The Extermination Day levels really have a feel all of their own. This isn’t classic Doom, nor is it Doom 2016, but rather a hybrid of both with a dash of Duke Nukem 3D for flavour. Detailed, semi-realistic environments (especially the cityscapes of the second act) packed to the gills with demons, but with plenty of opportunities for more tactical stop-and-pop style shooting. The levels leverage the new weapons introduced by the mod, including a messy but powerful single-shot grenade launcher, a room-clearing automatic shotgun and a deadly railgun that punches bloody holes through linear columns of monsters. Ambitious secret-hunters might just find the incredibly powerful Unmaker in Hell, too.
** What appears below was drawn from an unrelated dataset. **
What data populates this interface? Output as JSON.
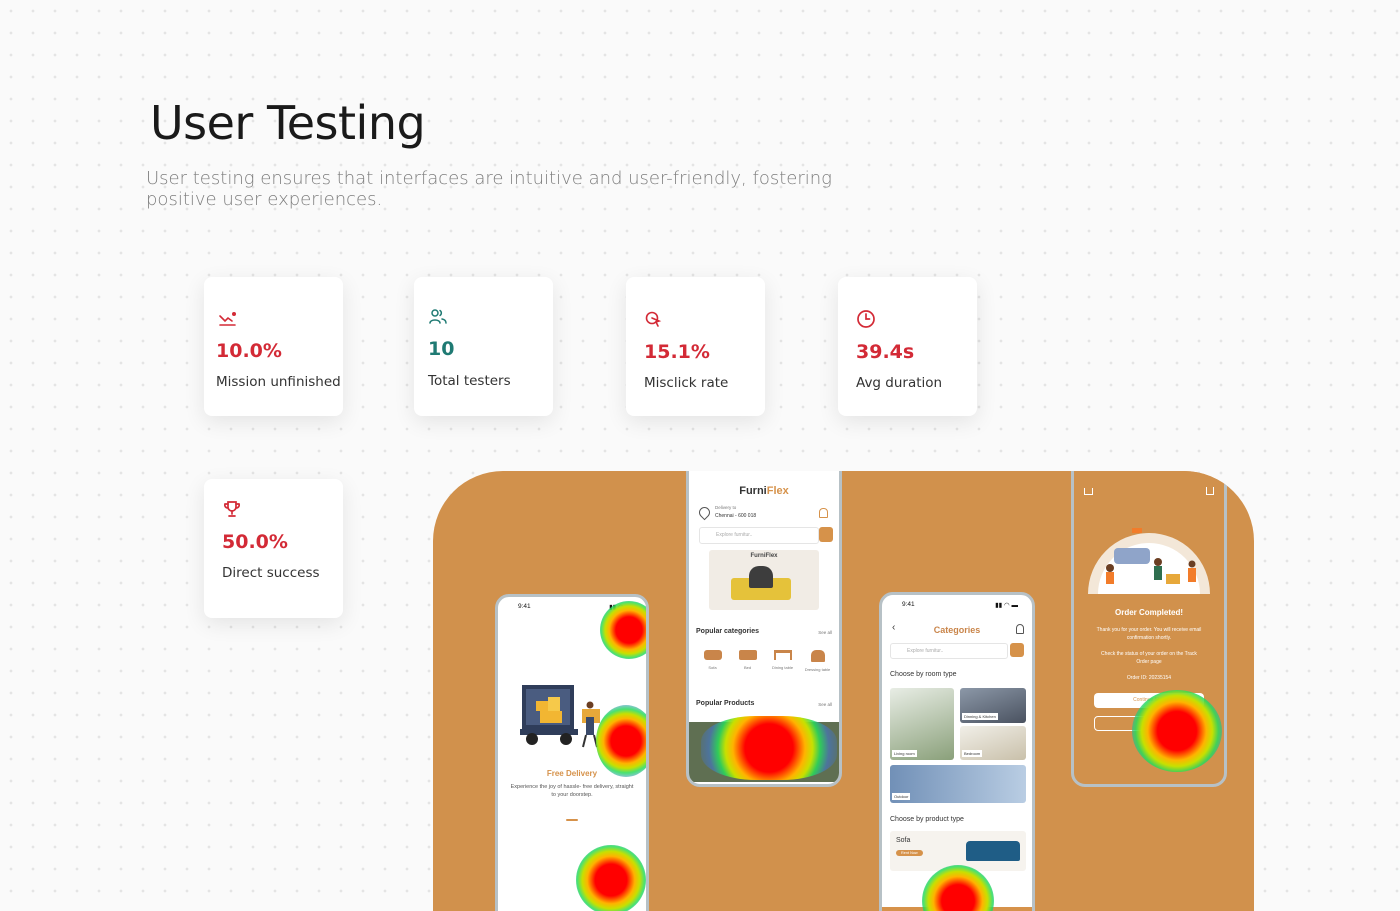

You can pick up Brutal Doom on ModDB, although the Extermination Day campaign and accompanying music pack are currently hiding out on the developer’s Patreon page, free for anyone to access. You’ll need Doom 2 (£1 on Steam, £2.50 with both expansions) and the GZDoom engine to run the mod. And while you’re at it, check out our picks from the rest of this busy, busy year in Doom modding – there’s plenty more to pick from.